Approach to mathematics instruction


Small advocates a "constructivism" approach to mathematics instruction, which encourages students to construct explanations to math problems.[2] "There is a strongly held belief in the mathematics education community", wrote Small, "that mathematics is best learned when students are actively engaged in constructing their own understandings. This is only likely to happen in classrooms that emphasize rich problem solving and the exchange of many approaches to mathematical situations, and that give attention to and value students’ mathematical reasoning".[5]

To demonstrate this approach, Small provides an example of students learning to add 47 and 38. A traditional approach to math instruction would show students how to add these two numbers by "grouping the ones, trading, and then grouping the tens". Small explains that in a constructivist classroom, "the teacher might provide students with a variety of counting materials and pose a problem such as, "one bus has 47 students in it; another has 38. How many students are on both buses?" and allow students to use their own strategies to solve the problem". This would be followed by a classroom discussion where the various approaches used by students were shared and additional ideas were added.[5]

Small's approach is enhanced by skillful questioning by the classroom teacher.[6]



Small's style of math instruction has been described as a "random abstract approach" by those favouring more traditional skills-based pedagogy.[7] Toronto's Globe and Mail stated: "in the latest—arguably fiercest—of the "math wars" to break out in Canada, she would be Public Enemy No. 1 for those who think kids are fast losing their number sense because of the "fuzzy-math, basic-skills-lite" teaching Dr. Small and many of her contemporaries promote".[8]

Regarding her role in the math wars, Small has acknowledged the "concern about less emphasis on memorizing the facts and allowing calculator use" as well as the "very loud and impassioned debate on these matters". Regarding the different approaches along the continuum of math instruction, Small stated "neither is better—they are different. In fact, the more tools and approaches that we have, the more likely we are to be successful at a task".[5]


  • Making Math Meaningful to Canadian Students K–8
  • Big Ideas from Dr. Small K–3
  • Big Ideas from Dr. Small 4–8
  • Big Ideas from Dr. Small 9–12
  • Good Questions: Great Ways to Differentiate Mathematics Instruction (K–8)
  • More Good Questions: Great Ways to Differentiate Secondary Mathematics Instruction (9–12)
  • Eyes on Math: A Visual Approach to Teaching Math Concepts (K–8)
  • Leaps and Bounds 3–4, 5–6 and 7–8
  • Uncomplicating Fractions
  • Uncomplicating Algebra[9]

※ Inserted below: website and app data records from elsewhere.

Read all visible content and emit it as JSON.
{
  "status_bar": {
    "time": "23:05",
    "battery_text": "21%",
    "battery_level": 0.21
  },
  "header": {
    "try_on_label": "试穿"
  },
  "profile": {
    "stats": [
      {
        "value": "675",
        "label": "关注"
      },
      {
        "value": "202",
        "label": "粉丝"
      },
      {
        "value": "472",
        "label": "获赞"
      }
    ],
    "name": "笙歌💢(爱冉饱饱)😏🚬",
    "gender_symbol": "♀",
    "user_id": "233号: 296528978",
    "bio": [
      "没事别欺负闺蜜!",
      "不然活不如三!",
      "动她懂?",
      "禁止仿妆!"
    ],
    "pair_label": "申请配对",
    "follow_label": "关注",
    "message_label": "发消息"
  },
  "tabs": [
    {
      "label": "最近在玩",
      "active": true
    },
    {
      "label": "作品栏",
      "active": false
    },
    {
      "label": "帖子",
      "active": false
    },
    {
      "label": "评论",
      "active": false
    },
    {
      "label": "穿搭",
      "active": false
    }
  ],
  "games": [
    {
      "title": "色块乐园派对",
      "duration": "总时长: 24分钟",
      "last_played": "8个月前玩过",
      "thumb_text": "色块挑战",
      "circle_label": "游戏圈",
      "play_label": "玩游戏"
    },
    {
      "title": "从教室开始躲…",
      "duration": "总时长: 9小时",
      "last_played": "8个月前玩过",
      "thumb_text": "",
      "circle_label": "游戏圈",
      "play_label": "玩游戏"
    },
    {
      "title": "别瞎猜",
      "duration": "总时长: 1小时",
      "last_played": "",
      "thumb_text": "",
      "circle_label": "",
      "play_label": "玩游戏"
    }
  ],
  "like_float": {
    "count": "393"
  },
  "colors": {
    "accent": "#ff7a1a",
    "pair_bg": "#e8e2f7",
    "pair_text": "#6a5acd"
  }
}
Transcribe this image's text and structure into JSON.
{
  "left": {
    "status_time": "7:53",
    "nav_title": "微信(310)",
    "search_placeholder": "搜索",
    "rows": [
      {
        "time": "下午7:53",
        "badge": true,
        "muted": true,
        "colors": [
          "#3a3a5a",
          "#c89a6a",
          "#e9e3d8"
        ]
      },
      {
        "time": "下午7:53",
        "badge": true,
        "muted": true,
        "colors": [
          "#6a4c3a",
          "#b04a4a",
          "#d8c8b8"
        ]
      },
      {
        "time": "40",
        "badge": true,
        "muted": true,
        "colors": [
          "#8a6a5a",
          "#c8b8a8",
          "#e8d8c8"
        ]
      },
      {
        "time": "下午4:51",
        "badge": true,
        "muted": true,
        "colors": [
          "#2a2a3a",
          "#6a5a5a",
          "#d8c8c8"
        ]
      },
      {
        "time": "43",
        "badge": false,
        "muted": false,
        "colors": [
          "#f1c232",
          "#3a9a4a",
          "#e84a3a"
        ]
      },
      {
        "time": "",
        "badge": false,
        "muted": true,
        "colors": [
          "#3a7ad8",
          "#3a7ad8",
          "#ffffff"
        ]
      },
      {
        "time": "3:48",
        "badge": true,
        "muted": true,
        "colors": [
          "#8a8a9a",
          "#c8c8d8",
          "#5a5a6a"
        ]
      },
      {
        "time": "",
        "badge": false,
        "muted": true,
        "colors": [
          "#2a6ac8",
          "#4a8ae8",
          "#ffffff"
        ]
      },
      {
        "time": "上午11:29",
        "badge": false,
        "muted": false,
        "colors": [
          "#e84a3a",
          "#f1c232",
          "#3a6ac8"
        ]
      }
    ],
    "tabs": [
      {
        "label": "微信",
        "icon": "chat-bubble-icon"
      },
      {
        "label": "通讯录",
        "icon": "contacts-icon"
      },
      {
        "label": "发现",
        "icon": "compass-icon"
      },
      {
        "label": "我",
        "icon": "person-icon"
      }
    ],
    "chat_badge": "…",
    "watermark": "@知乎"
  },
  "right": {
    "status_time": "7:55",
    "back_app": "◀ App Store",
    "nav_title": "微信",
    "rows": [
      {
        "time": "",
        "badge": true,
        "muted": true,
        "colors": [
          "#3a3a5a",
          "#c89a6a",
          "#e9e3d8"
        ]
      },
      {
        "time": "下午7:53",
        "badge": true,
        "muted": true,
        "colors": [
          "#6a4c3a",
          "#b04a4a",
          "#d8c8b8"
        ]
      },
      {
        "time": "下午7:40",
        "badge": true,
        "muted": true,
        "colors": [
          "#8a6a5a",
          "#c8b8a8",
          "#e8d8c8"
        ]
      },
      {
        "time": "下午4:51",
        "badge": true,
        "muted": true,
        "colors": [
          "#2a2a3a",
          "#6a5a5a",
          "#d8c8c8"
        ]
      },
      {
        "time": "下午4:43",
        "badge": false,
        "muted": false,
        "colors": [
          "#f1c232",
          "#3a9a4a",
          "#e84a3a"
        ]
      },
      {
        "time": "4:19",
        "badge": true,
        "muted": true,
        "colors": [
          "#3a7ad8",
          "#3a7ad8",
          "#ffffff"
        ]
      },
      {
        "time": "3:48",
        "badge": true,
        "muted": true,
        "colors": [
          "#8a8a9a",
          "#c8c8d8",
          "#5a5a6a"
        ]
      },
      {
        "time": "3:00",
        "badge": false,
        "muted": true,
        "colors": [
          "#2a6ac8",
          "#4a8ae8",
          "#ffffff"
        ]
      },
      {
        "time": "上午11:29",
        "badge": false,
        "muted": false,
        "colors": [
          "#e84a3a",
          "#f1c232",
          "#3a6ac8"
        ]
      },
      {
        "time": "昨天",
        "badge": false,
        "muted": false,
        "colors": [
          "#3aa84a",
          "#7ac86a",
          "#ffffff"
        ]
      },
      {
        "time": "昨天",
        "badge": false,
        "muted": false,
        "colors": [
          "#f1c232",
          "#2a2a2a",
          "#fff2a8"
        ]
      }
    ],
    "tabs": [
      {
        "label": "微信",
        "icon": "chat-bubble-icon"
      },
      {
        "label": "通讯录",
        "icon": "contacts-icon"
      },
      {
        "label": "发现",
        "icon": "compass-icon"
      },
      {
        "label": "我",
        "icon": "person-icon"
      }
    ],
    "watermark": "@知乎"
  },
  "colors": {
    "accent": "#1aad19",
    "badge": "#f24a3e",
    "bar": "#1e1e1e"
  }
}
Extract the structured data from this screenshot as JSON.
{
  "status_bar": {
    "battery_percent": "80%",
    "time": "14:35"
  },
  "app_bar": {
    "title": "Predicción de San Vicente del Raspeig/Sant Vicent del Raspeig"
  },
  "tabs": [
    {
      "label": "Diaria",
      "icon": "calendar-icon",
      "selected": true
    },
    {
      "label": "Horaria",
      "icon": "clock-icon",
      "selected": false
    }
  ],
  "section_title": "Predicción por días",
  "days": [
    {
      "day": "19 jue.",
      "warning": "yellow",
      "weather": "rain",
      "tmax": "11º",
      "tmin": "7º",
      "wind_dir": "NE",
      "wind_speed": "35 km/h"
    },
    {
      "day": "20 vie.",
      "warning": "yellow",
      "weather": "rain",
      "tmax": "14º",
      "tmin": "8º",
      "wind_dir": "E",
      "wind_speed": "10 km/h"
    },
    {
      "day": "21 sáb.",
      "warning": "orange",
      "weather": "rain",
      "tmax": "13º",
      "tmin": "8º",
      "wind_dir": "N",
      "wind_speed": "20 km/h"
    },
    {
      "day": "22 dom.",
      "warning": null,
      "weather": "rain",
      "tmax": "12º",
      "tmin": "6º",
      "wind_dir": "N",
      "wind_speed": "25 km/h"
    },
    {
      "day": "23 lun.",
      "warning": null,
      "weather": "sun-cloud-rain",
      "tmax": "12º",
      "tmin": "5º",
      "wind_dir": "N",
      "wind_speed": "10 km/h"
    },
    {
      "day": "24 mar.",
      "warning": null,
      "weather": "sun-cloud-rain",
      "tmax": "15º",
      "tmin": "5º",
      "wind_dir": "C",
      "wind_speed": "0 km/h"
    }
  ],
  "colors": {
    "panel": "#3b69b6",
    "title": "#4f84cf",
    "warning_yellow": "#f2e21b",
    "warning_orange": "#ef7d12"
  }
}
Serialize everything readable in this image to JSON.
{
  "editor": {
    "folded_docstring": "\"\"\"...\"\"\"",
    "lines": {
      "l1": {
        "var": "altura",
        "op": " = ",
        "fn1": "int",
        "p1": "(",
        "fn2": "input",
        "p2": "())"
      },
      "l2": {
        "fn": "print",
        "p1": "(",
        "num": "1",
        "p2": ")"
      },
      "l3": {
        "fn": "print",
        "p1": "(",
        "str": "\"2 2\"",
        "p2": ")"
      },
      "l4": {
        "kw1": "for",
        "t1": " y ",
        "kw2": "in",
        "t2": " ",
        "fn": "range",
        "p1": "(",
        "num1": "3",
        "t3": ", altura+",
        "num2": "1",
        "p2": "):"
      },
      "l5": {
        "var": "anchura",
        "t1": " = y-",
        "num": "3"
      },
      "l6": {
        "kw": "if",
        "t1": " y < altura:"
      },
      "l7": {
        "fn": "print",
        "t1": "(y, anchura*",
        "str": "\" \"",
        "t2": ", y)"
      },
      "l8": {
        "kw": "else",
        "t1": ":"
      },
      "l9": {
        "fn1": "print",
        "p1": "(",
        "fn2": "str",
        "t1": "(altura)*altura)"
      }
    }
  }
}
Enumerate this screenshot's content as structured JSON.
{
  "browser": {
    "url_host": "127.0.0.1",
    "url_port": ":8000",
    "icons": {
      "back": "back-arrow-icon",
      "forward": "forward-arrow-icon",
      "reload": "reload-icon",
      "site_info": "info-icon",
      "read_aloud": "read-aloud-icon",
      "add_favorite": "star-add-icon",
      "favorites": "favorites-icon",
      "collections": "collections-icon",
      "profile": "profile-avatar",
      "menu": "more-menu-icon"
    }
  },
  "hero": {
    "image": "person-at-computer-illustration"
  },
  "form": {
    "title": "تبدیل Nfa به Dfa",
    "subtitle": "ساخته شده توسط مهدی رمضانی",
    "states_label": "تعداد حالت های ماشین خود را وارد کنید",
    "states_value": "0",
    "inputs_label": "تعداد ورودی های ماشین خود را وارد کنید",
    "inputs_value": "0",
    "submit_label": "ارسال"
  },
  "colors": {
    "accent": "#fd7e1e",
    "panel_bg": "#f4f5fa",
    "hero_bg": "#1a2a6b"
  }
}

  1. ^ Birth year from ISNI authority control file, retrieved 2018-12-02.
  2. ^ a b c d "Marian Small – 2004 President's Medal Recipient". University of New Brunswick. March 26, 2004.
  3. ^ "Dr Marian Small Explains the Importance of Thinking About Math". 3P Learning. Retrieved September 13, 2014.
  4. ^ "Marian Small". University of New Brunswick. May 16, 2007.
  5. ^ a b c Small, Marian (2012). "How Students Learn Math and What Math We Want Them to Learn" (PDF). Cengage Learning.
  6. ^ "Asking Effective Questions" (PDF). Ontario Ministry of Education. July 2011.
  7. ^ Zwaagstra, Michael (October 3, 2012). "How to Make Math Education Worse in N.S." Chronicle Herald.
  8. ^ Anderssen, Erin (March 1, 2014). "Why the War Over Math is Distracting and Futile". Globe and Mail.
  9. ^ "Marian Small". One, Two.. Infinity. September 13, 2014.